Pau: El Serralet is our classic sparkling wine (we left the Cava DO in 2018), made primarily with Macabeo and in the last few years we’ve added a little Parellada to the blend. Parellada is a local grape known for its low sugar and alcohol content that adds freshness, acidity and aromas to El Serralet. We only make a Brut Nature aged on its lees for a minimum of 15 months.
Marc Mir is a sparkling wine made with international varieties: Pinot Noir and Chardonnay. It’s also made as a Brut Nature (zero dosage) with longer lees aging (24 months). The name is in honor of my great-great grandfather who as mayor of Sant Sadurní organized the first viticulture congress in Spain back in 1898. He was also one of the first to bring American rootstocks when phylloxera arrived in our vineyards.
Pla de la Creuis a white wine made from 100% old vines Xarel·lo.  It is dry, full-bodied, with aromas of stone and tropical fruits, salty, savory notes and crisp acidity. It pairs perfectly with Catalan cuisine!

Alberto: What opportunities and challenges do you expect in the future?

Pau: We’re starting to become more concerned about global warming.  We believe that in the next few years it’d be very difficult to continue to grow only native varieties (Macabeo, Parellada and Xarel-lo) especially as irrigation is not permitted in our region.

Alberto: Can you share the new projects you’re currently working on?
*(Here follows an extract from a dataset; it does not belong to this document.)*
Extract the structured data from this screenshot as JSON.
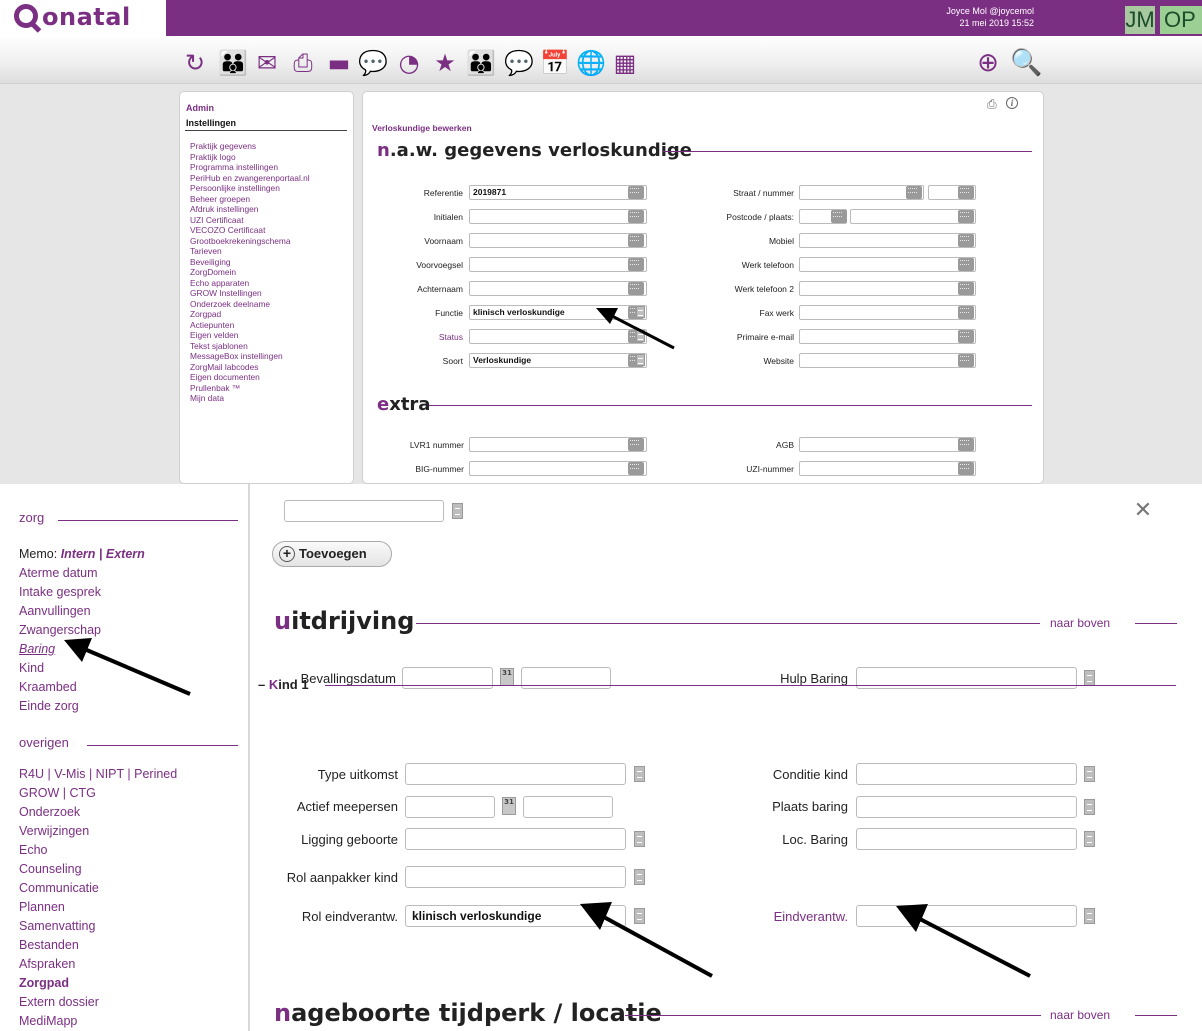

Pau: This year we released two “semi-disgorged” versions of our sparkling wines: Una Volta and Bombolles. At the time of disgorgement, only the gross lees are removed, while the fine lees remain inside the bottle. This gives the wines a slightly cloudy appearance and the leftover lees not only protect them from oxidation but also contribute with an additional aroma and flavor complexity as well as structure and mouthfeel. Crispy aromas of green apple and ripe lemon with a hint of fresh almonds set the tone for these bubbles!